## TASK TO CARRY OUT:
Your copy of the listing must be exact and must hold no images.

## GIVEN DATA:
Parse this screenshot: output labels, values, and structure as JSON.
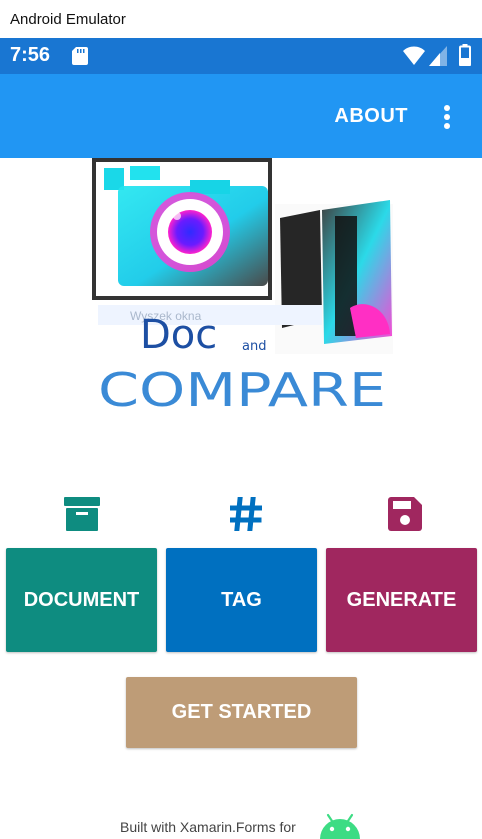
{
  "window": {
    "title": "Android Emulator"
  },
  "statusbar": {
    "time": "7:56",
    "icons": [
      "sd-card-icon",
      "wifi-icon",
      "signal-icon",
      "battery-icon"
    ]
  },
  "appbar": {
    "about_label": "ABOUT",
    "menu_icon": "more-vert-icon",
    "color": "#2196F3"
  },
  "logo": {
    "line1": "Doc",
    "and": "and",
    "line2": "COMPARE",
    "watermark": "Wyszek okna"
  },
  "features": [
    {
      "icon": "archive-icon",
      "label": "DOCUMENT",
      "color": "#0E8C80"
    },
    {
      "icon": "hash-icon",
      "label": "TAG",
      "color": "#0070C0"
    },
    {
      "icon": "save-icon",
      "label": "GENERATE",
      "color": "#A0275F"
    }
  ],
  "get_started_label": "GET STARTED",
  "footer": {
    "text": "Built with Xamarin.Forms for",
    "icon": "android-icon"
  }
}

## RESPONSE TO THIS TASK:
Parse this screenshot: output labels, values, and structure as JSON.
{
  "window": {
    "title": "Android Emulator"
  },
  "statusbar": {
    "time": "7:56",
    "icons": [
      "sd-card-icon",
      "wifi-icon",
      "signal-icon",
      "battery-icon"
    ]
  },
  "appbar": {
    "about_label": "ABOUT",
    "menu_icon": "more-vert-icon",
    "color": "#2196F3"
  },
  "logo": {
    "line1": "Doc",
    "and": "and",
    "line2": "COMPARE",
    "watermark": "Wyszek okna"
  },
  "features": [
    {
      "icon": "archive-icon",
      "label": "DOCUMENT",
      "color": "#0E8C80"
    },
    {
      "icon": "hash-icon",
      "label": "TAG",
      "color": "#0070C0"
    },
    {
      "icon": "save-icon",
      "label": "GENERATE",
      "color": "#A0275F"
    }
  ],
  "get_started_label": "GET STARTED",
  "footer": {
    "text": "Built with Xamarin.Forms for",
    "icon": "android-icon"
  }
}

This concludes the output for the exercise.